2018 Recruitment Program
Are you ready to give outrigger a shot? We welcome you to come out and practice with us in Avila beach starting March 17th, 2018. You'll need to complete your 2018 member registration first. Your first three practices are free and then your yearly dues of $365 are due.
Contact our membership coordinator, Julie, for more information.
Novice Year Overview
Demo days are scheduled on Sundays in Morro Bay between 8:00 a.m.and 12:00 p.m. Pale Kai’s “Three for Free” policy allows newcomers to experience outrigger paddling in the relatively calm waters of Morro Bay, without paying a fee or membership dues. This is a time to become acquainted with the sport and culture of outrigger canoe racing, while you make new friends!
Pale Kai will continue recruitment and begin novice training in mid-March at the official club site in Avila Beach. Initially there will be one practice on the week-end until after the time changes to daylight savings. Then two additional practices are scheduled during the week at approximately 5:00 p.m.
April: Race Traning 3x a week
Race training begins on April 7th, 2018.
Your novice coach will provide the skills training you will need for the upcoming race season. It is important to practice with your team consistently to develop your technique and timing. You will also form new friendships (for no additional fee!).
All paddlers must be proficient swimmers. Before our competitive season begins, you must pass a water safety test that includes huli drills (recovering from an overturned canoe), treading water, as well as a swim test.
May-June: Iron Race Season (6 person crews)
The first official races begin in May. Pale Kai is a member of the Southern California Outrigger Racing Association (SCORA). We compete with other member clubs in SCORA, and our official events take place between San Diego and Santa Barbara. The first five races take place from early May through the end of June. In the novice division, races are approximately 4 to 5 miles and occur in more protected waters than the veteran divisions. Iron races consist of 6 person crews over a set distance, and novice teams may race under men’s, women’s, or co-ed divisions.View SCORA Race Schedule

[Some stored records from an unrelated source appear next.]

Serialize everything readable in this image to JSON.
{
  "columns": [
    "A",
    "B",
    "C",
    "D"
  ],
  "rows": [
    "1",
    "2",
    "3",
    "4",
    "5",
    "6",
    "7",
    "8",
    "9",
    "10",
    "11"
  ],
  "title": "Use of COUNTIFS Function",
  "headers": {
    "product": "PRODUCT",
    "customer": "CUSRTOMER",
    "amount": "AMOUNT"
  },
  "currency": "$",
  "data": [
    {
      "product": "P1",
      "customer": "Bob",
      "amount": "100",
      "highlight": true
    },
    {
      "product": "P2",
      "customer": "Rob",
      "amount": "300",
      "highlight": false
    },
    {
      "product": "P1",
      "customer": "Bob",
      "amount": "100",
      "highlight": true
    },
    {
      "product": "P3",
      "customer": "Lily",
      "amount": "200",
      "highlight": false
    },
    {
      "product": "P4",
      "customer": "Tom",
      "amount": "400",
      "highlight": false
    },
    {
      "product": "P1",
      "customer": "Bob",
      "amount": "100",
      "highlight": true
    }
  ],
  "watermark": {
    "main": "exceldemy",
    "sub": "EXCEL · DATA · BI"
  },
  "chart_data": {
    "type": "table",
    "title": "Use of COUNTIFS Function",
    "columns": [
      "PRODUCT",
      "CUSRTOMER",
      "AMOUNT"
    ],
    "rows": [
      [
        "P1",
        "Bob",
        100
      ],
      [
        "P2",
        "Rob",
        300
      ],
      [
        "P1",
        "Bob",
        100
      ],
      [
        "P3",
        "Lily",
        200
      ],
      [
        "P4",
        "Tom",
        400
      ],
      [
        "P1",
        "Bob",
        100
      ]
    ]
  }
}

The Iron Season concludes with the championships in San Diego. This highly attended event attracts entrants from all over the state and is a fitting tribute to the outrigger culture. For added fun, novice teams are encouraged to enter the Novice Dance Competition to display their grace and creativity, or just poke fun at themselves in a family friendly environment.
August-September: 9-Man Season
Those Novice who develop proficiency may also be invited to compete in the 9-Man Season. There is no guarantee that as a novice you will participate in nine person crews, due to the increased physical demands and technical skill required to safely perform open water crew changes. The 9-man races are much longer distances than the iron season, from 20 miles to over 30 miles. Paddlers must demonstrate the endurance and proficiency during practice to be considered for a 9-man crew.
The video link below provides a good illustration of the crew rotations that occur at 15-20 minute intervals in the open water, with a canoe moving at race speed and a chase boat to perform the exchange of paddlers in and out of the open ocean. It is a challenging, but exciting experience, and for many paddlers it is the culmination of the sport.
September-January: Winter Paddling
Winter practices will be subject to daylight and weather restrictions and continue at Avila Beach, until the time changes. A few boats will then be re-located to Morro Bay for more protected paddling.
By the time your novice season is over, you will have gained some new skills, increased your fitness levels and made a number of new friends.
Next Level: The World Stage
Outrigger canoe racing takes place all over the world! The Olamau Race sees the best outrigger canoe teams compete off the coast of Hawaii’s Big Island. Ocean knowledge, skill, and perseverance aren’t always enough to succeed, but they can keep you above water. Watch the short below about a Californian team competing in The Olamau Race.